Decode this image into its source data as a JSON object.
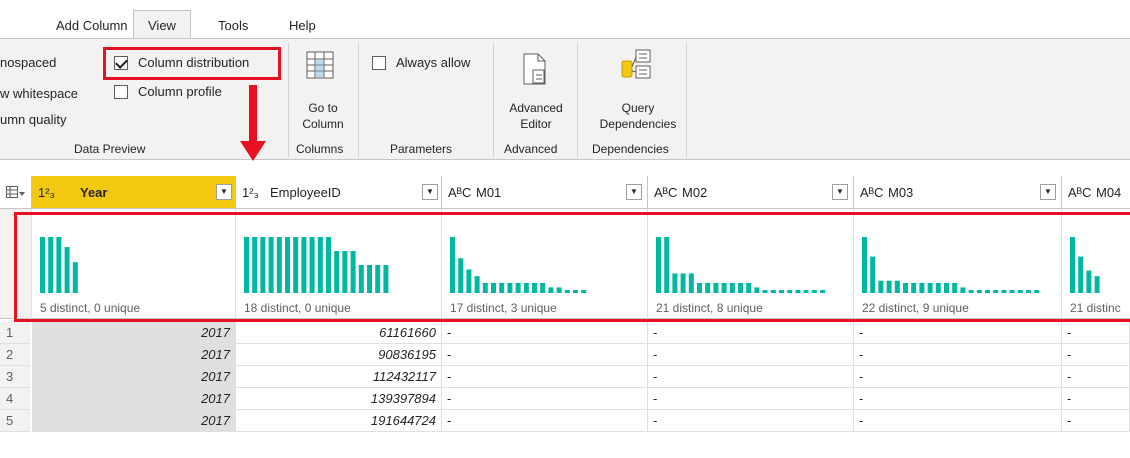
{
  "tabs": [
    "Add Column",
    "View",
    "Tools",
    "Help"
  ],
  "ribbon": {
    "data_preview": {
      "monospaced": "nospaced",
      "whitespace": "w whitespace",
      "column_quality": "umn quality",
      "column_distribution": "Column distribution",
      "column_profile": "Column profile",
      "group": "Data Preview"
    },
    "columns": {
      "go_to_column": "Go to\nColumn",
      "group": "Columns"
    },
    "parameters": {
      "always_allow": "Always allow",
      "group": "Parameters"
    },
    "advanced": {
      "advanced_editor": "Advanced\nEditor",
      "group": "Advanced"
    },
    "dependencies": {
      "query_dependencies": "Query\nDependencies",
      "group": "Dependencies"
    }
  },
  "colors": {
    "accent": "#f2c811",
    "bar": "#00b7a2",
    "highlight": "#e81123"
  },
  "grid": {
    "columns": [
      {
        "type": "1²₃",
        "name": "Year",
        "distinct": "5 distinct, 0 unique",
        "bars": [
          1,
          1,
          1,
          0.82,
          0.55
        ]
      },
      {
        "type": "1²₃",
        "name": "EmployeeID",
        "distinct": "18 distinct, 0 unique",
        "bars": [
          1,
          1,
          1,
          1,
          1,
          1,
          1,
          1,
          1,
          1,
          1,
          0.75,
          0.75,
          0.75,
          0.5,
          0.5,
          0.5,
          0.5
        ]
      },
      {
        "type": "AᴮC",
        "name": "M01",
        "distinct": "17 distinct, 3 unique",
        "bars": [
          1,
          0.62,
          0.42,
          0.3,
          0.18,
          0.18,
          0.18,
          0.18,
          0.18,
          0.18,
          0.18,
          0.18,
          0.1,
          0.1,
          0.05,
          0.05,
          0.05
        ]
      },
      {
        "type": "AᴮC",
        "name": "M02",
        "distinct": "21 distinct, 8 unique",
        "bars": [
          1,
          1,
          0.35,
          0.35,
          0.35,
          0.18,
          0.18,
          0.18,
          0.18,
          0.18,
          0.18,
          0.18,
          0.1,
          0.05,
          0.05,
          0.05,
          0.05,
          0.05,
          0.05,
          0.05,
          0.05
        ]
      },
      {
        "type": "AᴮC",
        "name": "M03",
        "distinct": "22 distinct, 9 unique",
        "bars": [
          1,
          0.65,
          0.22,
          0.22,
          0.22,
          0.18,
          0.18,
          0.18,
          0.18,
          0.18,
          0.18,
          0.18,
          0.1,
          0.05,
          0.05,
          0.05,
          0.05,
          0.05,
          0.05,
          0.05,
          0.05,
          0.05
        ]
      },
      {
        "type": "AᴮC",
        "name": "M04",
        "distinct": "21 distinc",
        "bars": [
          1,
          0.65,
          0.4,
          0.3
        ]
      }
    ],
    "rows": [
      {
        "num": "1",
        "year": "2017",
        "emp": "61161660",
        "m01": "-",
        "m02": "-",
        "m03": "-",
        "m04": "-"
      },
      {
        "num": "2",
        "year": "2017",
        "emp": "90836195",
        "m01": "-",
        "m02": "-",
        "m03": "-",
        "m04": "-"
      },
      {
        "num": "3",
        "year": "2017",
        "emp": "112432117",
        "m01": "-",
        "m02": "-",
        "m03": "-",
        "m04": "-"
      },
      {
        "num": "4",
        "year": "2017",
        "emp": "139397894",
        "m01": "-",
        "m02": "-",
        "m03": "-",
        "m04": "-"
      },
      {
        "num": "5",
        "year": "2017",
        "emp": "191644724",
        "m01": "-",
        "m02": "-",
        "m03": "-",
        "m04": "-"
      }
    ]
  }
}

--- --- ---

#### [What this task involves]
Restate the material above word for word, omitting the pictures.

#### [Output of the task]
Decode this image into its source data as a JSON object.
{
  "tabs": [
    "Add Column",
    "View",
    "Tools",
    "Help"
  ],
  "ribbon": {
    "data_preview": {
      "monospaced": "nospaced",
      "whitespace": "w whitespace",
      "column_quality": "umn quality",
      "column_distribution": "Column distribution",
      "column_profile": "Column profile",
      "group": "Data Preview"
    },
    "columns": {
      "go_to_column": "Go to\nColumn",
      "group": "Columns"
    },
    "parameters": {
      "always_allow": "Always allow",
      "group": "Parameters"
    },
    "advanced": {
      "advanced_editor": "Advanced\nEditor",
      "group": "Advanced"
    },
    "dependencies": {
      "query_dependencies": "Query\nDependencies",
      "group": "Dependencies"
    }
  },
  "colors": {
    "accent": "#f2c811",
    "bar": "#00b7a2",
    "highlight": "#e81123"
  },
  "grid": {
    "columns": [
      {
        "type": "1²₃",
        "name": "Year",
        "distinct": "5 distinct, 0 unique",
        "bars": [
          1,
          1,
          1,
          0.82,
          0.55
        ]
      },
      {
        "type": "1²₃",
        "name": "EmployeeID",
        "distinct": "18 distinct, 0 unique",
        "bars": [
          1,
          1,
          1,
          1,
          1,
          1,
          1,
          1,
          1,
          1,
          1,
          0.75,
          0.75,
          0.75,
          0.5,
          0.5,
          0.5,
          0.5
        ]
      },
      {
        "type": "AᴮC",
        "name": "M01",
        "distinct": "17 distinct, 3 unique",
        "bars": [
          1,
          0.62,
          0.42,
          0.3,
          0.18,
          0.18,
          0.18,
          0.18,
          0.18,
          0.18,
          0.18,
          0.18,
          0.1,
          0.1,
          0.05,
          0.05,
          0.05
        ]
      },
      {
        "type": "AᴮC",
        "name": "M02",
        "distinct": "21 distinct, 8 unique",
        "bars": [
          1,
          1,
          0.35,
          0.35,
          0.35,
          0.18,
          0.18,
          0.18,
          0.18,
          0.18,
          0.18,
          0.18,
          0.1,
          0.05,
          0.05,
          0.05,
          0.05,
          0.05,
          0.05,
          0.05,
          0.05
        ]
      },
      {
        "type": "AᴮC",
        "name": "M03",
        "distinct": "22 distinct, 9 unique",
        "bars": [
          1,
          0.65,
          0.22,
          0.22,
          0.22,
          0.18,
          0.18,
          0.18,
          0.18,
          0.18,
          0.18,
          0.18,
          0.1,
          0.05,
          0.05,
          0.05,
          0.05,
          0.05,
          0.05,
          0.05,
          0.05,
          0.05
        ]
      },
      {
        "type": "AᴮC",
        "name": "M04",
        "distinct": "21 distinc",
        "bars": [
          1,
          0.65,
          0.4,
          0.3
        ]
      }
    ],
    "rows": [
      {
        "num": "1",
        "year": "2017",
        "emp": "61161660",
        "m01": "-",
        "m02": "-",
        "m03": "-",
        "m04": "-"
      },
      {
        "num": "2",
        "year": "2017",
        "emp": "90836195",
        "m01": "-",
        "m02": "-",
        "m03": "-",
        "m04": "-"
      },
      {
        "num": "3",
        "year": "2017",
        "emp": "112432117",
        "m01": "-",
        "m02": "-",
        "m03": "-",
        "m04": "-"
      },
      {
        "num": "4",
        "year": "2017",
        "emp": "139397894",
        "m01": "-",
        "m02": "-",
        "m03": "-",
        "m04": "-"
      },
      {
        "num": "5",
        "year": "2017",
        "emp": "191644724",
        "m01": "-",
        "m02": "-",
        "m03": "-",
        "m04": "-"
      }
    ]
  }
}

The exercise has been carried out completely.